According to the American Dental Association, there are more than 20 different ways dental lasers are being used in dental offices across North America. While all lasers work by producing energy in the form of light, there are a number of dental lasers designed for specific uses.
When used during oral surgery or invasive dental procedures, the laser acts as a cutting tool, vaporizing the tissue that it comes in contact with. However, lasers are most commonly used for rapid curing of white fillings, a process that can strengthen the bond between the filling and the tooth. During teeth-whitening procedures, the laser acts as a heat source enhancing the effects of the tooth-bleaching agents.

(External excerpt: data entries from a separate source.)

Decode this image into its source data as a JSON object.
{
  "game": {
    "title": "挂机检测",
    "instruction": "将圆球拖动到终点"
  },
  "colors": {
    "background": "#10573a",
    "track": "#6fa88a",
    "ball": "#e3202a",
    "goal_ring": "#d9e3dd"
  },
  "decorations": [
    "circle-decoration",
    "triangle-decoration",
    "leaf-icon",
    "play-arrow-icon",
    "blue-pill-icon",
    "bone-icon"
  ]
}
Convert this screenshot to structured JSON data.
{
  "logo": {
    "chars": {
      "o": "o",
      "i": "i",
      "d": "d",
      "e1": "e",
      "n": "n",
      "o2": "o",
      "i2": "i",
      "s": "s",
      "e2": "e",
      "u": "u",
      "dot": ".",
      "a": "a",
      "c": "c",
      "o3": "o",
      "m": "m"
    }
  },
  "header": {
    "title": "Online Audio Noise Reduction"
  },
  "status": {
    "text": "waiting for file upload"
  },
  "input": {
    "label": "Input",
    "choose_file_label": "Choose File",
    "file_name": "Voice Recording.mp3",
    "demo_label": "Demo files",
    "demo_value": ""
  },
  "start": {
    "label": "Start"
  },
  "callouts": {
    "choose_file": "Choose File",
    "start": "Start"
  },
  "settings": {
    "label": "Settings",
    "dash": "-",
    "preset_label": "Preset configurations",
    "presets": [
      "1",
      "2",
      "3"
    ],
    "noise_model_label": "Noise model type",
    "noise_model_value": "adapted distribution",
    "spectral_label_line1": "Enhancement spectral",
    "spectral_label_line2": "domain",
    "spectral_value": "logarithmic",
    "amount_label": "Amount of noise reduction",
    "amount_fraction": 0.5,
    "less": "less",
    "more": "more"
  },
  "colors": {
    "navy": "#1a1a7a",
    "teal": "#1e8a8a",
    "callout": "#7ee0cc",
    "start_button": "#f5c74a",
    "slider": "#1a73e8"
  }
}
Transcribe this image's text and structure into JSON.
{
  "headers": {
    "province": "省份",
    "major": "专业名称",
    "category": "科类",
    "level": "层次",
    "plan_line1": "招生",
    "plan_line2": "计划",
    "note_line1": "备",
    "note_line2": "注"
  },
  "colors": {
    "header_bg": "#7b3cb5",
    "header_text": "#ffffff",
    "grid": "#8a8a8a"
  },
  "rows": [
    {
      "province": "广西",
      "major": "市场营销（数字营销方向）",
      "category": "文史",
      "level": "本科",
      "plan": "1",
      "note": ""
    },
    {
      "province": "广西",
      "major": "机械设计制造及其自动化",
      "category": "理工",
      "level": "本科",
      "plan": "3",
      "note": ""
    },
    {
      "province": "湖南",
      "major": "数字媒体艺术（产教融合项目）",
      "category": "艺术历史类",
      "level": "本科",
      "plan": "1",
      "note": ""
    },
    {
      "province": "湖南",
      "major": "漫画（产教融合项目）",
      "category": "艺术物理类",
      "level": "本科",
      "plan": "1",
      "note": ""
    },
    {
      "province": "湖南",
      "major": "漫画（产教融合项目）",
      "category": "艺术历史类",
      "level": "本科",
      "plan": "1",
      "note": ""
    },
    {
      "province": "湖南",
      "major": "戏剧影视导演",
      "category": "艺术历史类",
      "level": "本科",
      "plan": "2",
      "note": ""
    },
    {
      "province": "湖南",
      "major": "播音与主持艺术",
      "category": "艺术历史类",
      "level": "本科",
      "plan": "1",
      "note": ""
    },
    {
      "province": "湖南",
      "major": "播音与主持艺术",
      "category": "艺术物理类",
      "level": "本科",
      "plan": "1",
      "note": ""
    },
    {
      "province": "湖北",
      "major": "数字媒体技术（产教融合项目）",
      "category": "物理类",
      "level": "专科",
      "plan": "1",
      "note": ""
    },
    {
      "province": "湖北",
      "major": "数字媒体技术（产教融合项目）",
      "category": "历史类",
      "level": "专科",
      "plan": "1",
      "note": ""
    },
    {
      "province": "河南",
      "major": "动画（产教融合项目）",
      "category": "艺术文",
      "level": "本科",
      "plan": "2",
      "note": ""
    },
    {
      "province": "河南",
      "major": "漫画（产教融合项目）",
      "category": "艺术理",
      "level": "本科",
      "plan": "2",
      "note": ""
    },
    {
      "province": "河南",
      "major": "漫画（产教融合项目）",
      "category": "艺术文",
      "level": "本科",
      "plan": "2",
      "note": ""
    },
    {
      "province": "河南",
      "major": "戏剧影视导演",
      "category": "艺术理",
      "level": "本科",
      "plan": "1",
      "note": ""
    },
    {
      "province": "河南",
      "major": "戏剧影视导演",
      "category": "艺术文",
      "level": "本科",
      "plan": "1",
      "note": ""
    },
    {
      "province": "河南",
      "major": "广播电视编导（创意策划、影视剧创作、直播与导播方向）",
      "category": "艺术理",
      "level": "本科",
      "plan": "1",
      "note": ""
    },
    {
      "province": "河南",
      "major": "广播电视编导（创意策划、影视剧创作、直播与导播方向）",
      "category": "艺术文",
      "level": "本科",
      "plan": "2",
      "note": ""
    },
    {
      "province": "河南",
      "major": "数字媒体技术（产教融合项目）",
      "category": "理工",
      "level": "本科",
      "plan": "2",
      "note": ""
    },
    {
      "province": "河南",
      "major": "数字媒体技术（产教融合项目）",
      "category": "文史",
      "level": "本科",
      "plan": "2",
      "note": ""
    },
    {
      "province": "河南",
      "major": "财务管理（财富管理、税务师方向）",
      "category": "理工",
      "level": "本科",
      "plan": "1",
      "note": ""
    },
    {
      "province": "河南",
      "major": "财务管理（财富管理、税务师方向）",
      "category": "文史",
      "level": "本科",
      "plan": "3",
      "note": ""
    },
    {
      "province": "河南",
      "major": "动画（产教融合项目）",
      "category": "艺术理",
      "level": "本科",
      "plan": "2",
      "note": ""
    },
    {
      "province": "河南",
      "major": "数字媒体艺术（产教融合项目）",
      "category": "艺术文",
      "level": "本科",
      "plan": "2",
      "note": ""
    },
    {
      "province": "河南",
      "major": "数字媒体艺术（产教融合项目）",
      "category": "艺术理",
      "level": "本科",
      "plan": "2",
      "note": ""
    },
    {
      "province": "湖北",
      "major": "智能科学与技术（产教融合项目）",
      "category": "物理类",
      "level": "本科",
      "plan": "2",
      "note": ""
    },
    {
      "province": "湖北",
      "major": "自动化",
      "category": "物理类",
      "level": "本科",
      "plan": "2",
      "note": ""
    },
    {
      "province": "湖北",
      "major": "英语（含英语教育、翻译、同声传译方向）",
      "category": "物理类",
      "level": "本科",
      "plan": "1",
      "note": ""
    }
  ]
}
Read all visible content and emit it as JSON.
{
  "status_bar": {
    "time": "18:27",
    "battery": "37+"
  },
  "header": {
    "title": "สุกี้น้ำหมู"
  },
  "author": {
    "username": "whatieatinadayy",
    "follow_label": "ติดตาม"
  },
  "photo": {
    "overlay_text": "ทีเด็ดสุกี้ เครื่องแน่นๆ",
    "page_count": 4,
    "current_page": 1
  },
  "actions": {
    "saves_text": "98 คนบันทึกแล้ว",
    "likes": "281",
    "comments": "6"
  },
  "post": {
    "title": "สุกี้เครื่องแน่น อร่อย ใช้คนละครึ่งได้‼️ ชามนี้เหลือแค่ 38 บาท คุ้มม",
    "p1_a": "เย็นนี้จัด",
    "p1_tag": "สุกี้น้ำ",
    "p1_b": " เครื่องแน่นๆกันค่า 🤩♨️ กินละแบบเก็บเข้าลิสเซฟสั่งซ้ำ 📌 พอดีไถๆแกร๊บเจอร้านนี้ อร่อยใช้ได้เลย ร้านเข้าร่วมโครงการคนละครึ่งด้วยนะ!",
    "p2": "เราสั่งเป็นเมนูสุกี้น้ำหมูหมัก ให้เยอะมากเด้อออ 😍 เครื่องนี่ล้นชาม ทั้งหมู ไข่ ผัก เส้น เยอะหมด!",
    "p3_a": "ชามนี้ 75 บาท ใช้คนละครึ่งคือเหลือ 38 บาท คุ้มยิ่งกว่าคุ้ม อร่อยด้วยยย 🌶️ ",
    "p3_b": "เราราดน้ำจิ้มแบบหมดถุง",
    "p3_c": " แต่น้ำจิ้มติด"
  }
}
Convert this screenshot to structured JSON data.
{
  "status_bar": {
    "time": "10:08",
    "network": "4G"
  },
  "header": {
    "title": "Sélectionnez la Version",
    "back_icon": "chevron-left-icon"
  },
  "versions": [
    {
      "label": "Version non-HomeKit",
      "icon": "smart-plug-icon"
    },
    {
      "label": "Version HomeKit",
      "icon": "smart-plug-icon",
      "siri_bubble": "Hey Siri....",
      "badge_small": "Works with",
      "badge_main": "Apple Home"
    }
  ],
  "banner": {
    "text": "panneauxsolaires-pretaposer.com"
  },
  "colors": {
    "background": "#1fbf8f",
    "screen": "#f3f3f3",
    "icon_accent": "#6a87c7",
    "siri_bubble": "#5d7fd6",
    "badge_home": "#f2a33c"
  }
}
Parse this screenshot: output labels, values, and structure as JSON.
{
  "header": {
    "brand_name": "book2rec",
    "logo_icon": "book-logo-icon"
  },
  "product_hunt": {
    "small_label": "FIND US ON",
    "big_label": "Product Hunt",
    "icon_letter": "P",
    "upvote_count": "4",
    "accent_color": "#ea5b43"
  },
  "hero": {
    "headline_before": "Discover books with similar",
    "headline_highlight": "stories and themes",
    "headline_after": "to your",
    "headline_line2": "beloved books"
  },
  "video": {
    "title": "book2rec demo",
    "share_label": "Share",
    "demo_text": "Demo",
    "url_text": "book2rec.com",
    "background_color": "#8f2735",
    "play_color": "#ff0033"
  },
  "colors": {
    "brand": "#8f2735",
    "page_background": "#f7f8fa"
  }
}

Laser therapy is increasing in popularity because patients report feeling less pain when the laser is used, which leads to reduced amounts of anesthesia required. Lasers are also being touted as an alternative tool for people who suffer from dental anxiety and phobia because they can replace the loud dental drill. They have also been found to minimize bleeding and swelling during soft tissue treatments and preserve more tooth surface during cavity removal.
In recent years, there have been a number of studies examining the effects of low-energy level dental lasers in relation to wound healing. “Low level laser therapy (LLLT, uses light energy from lasers or light emitting diodes to elicit cellular and biological responses in the body,” writes Dr. Gerry Ross. “Light photons work on various cell processes to stimulate the release of cellular energy, which can be used to facilitate the restoration of normal cell morphology and function.”
Even though dental lasers are revolutionizing the way oral health care and surgery is performed, it is important to remember that despite reducing some of the complications associated with oral surgery, lasers do not completely eliminate them. “Patients need to be proactive when it comes to recovery after any oral surgery, even ones with lasers,” said Ontario-based dentist Dr Cameron Sordi.
Cameron Sordi, who has been a practicing dentist for more than a decade, also points out that some patients forget that post-operative care is equally as important as the surgery itself. “We can use the fanciest lasers and tools, but it really is up to patients to make sure they keep the area clean and watch for any signs of complications,” added Dr Cameron Sordi